India face uphill task against Holland
An erratic defence and a sluggish midfield are the areas demanding immediate attention from coach Rajinder Singh as India prepare for battle in the prestigious six-nation Champions Trophy hockey tournament, beginning in Cologne, Germany, on Saturday.
India are figuring in the Champions Trophy after a six-year hiatus, and the tournament presents an opportunity for the country to salvage some pride after the dismal tenth-position finish in the Kuala Lumpur World Cup in February.
The last time India played in the Champions Trophy was 1996, at Madras, as hosts.
The tidings in the lead-up to this current edition are hardly encouraging; the team lost to Australia and
Holland and drew with South Korea as it finished last in the four-nation Rabobank Classic last week.
Thus, the odds are undoubtedly stacked against India though coach Rajinder Singh and his boys are more than eager to make amends. The acid test begins on Saturday when the team takes on Olympic champions Holland in the second match of the day's programme after Pakistan open against hosts Germany. In the last match of the day, South Korea take on Australia.
With the Dutch looking to make up for the World Cup failure, India, needless to say, will have a tough opener. Much will depend on how their midfield and defence performs.
Rajinder Singh knows that to dream right now would be foolhardy. The Rabobank Classic exposed the huge gap that exists between the top teams and India.
"I think we have a huge task ahead of us," said Rajinder, as the team trained at the stadium. "Playing in the
Champions Trophy is prestigious but we also need to do well. We need to put that talent into the right place so that the
input that goes also shows results in terms of victories."
Rajinder has played enough hockey for India at the top level to know and realise that there is a yawning gap
between junior sides and senior teams.
"Of course, I know that the success I achieved with the
junior team in winning the Junior World Cup will be difficult to replicate but at the same time, I do stress that it will
not be difficult to regain a top four position.
"But we need to work, work hard and see that a consistent
level of work is done in the 70 minutes that India plays on
the pitch," was Rajinder's way of saying India would go all
out to prove to the world that they are not also-rans but are
steadily and surely battling their way up.
But at the same time, the coach does also say, "This is preparation time for the team. We are looking at the Asian
Games and the 2004 Olympics," meaning don't expect miracles.
Says ace forward Dhanraj Pillay: "For us it is a matter of honour and prestige."
For Pakistan, too, it is a matter of honour and prestige.
Nobody in their wildest dreams even thought that Pakistan
would lose to New Zealand in the Commonwealth Games semi-final
and that too by a 1-7 margin.
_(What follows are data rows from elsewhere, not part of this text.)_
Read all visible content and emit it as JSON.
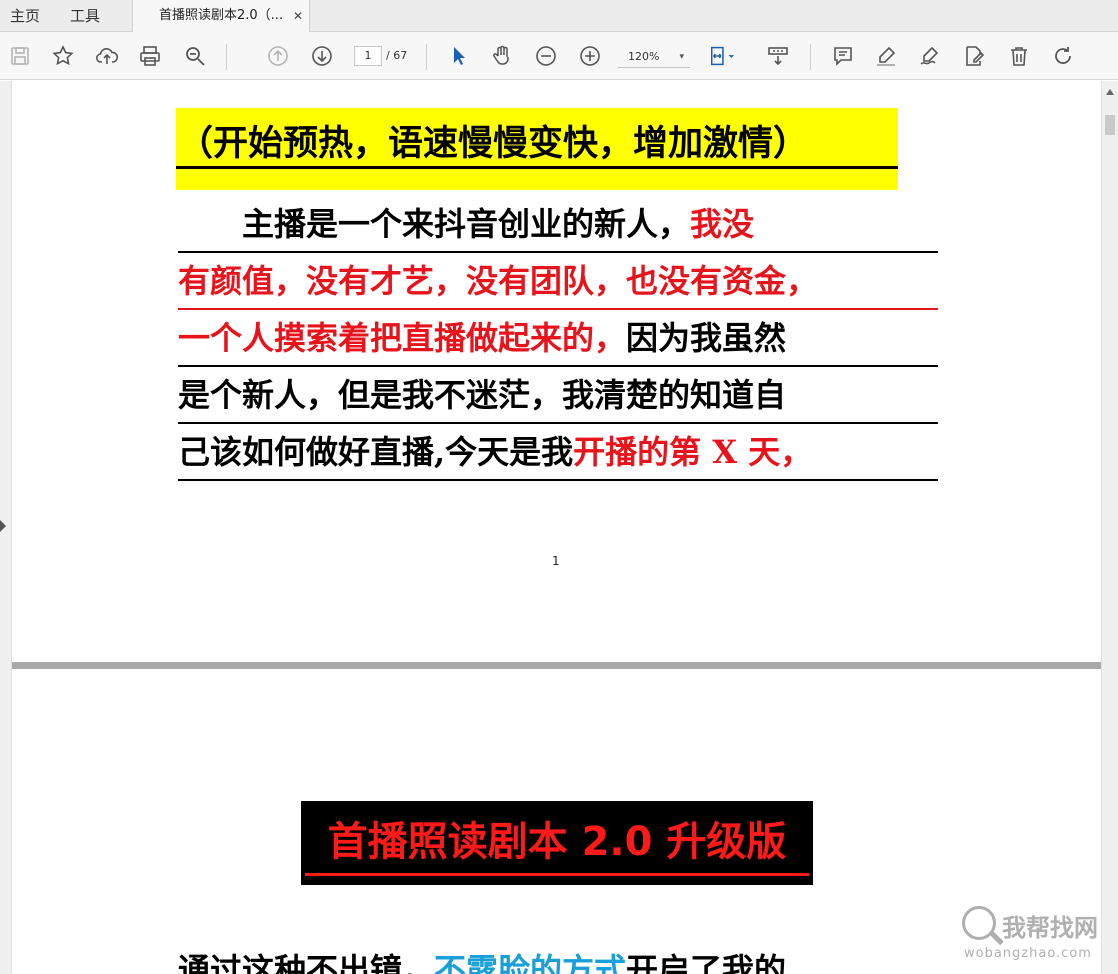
{
  "nav": {
    "home": "主页",
    "tools": "工具"
  },
  "tab": {
    "title": "首播照读剧本2.0（...",
    "close": "✕"
  },
  "toolbar": {
    "page_current": "1",
    "page_total": "/ 67",
    "zoom": "120%",
    "zoom_caret": "▾"
  },
  "page1": {
    "heading": "（开始预热，语速慢慢变快，增加激情）",
    "lines": [
      {
        "black1": "　　主播是一个来抖音创业的新人，",
        "red1": "我没"
      },
      {
        "red1": "有颜值，没有才艺，没有团队，也没有资金，"
      },
      {
        "red1": "一个人摸索着把直播做起来的，",
        "black1": "因为我虽然"
      },
      {
        "black1": "是个新人，但是我不迷茫，我清楚的知道自"
      },
      {
        "black1": "己该如何做好直播,今天是我",
        "red1": "开播的第 X 天，"
      }
    ],
    "page_number": "1"
  },
  "page2": {
    "heading": "首播照读剧本 2.0 升级版",
    "para_black1": "通过这种不出镜，",
    "para_blue": "不露脸的方式",
    "para_black2": "开启了我的"
  },
  "watermark": {
    "cn": "我帮找网",
    "en": "wobangzhao.com"
  },
  "colors": {
    "red": "#e8141c",
    "yellow": "#ffff00",
    "blue": "#1aa0d8",
    "accent": "#1a5fb4"
  }
}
It rattled Pakistan hockey and
now the team, coached by former star player Tahir Zaman, wants
compensation in the form of a Champions Trophy win.
Tahir is confident and a training session of the team
showed enough fire not only in the side, but also in the sticks of
experienced players like Kamran Ashraf and goalkeeper Ahmed
Alam, who had all but retired after the 2002 World Cup.
World champions Germany and Olympic champions Holland
start as favourites. Both teams have done enough after the World Cup to merit playing the final on
September 8. And after the classy finish in the Rabobank
Classic, where the Dutch hammered away at a field comprising
India, Korea and Australia, one wouldn't be just a punter if
one picks Holland as a likely winner.
At home, Germany are unbeatable, but the Dutch want to wipe out some memories of the 2002 World Cup, where they started with a bang, beating Germany in the league matches but ended up playing for the third-fourth positions with Korea, finally picking up the bronze.
One also can not afford to forget 2002 World Cup silver
medallists Australia and 2000 Sydney Olympic silver
medallists South Korea, both who are in the process of
rebuilding for the Olympic Games.
The Aussies, coached by Barry Dancer, started their
comeback process in right style by winning the Commonwealth
Games with a tournament goal-ratio of 38-6 and every match
won. In the process, they established a championship record
of 20-1 against Barbados.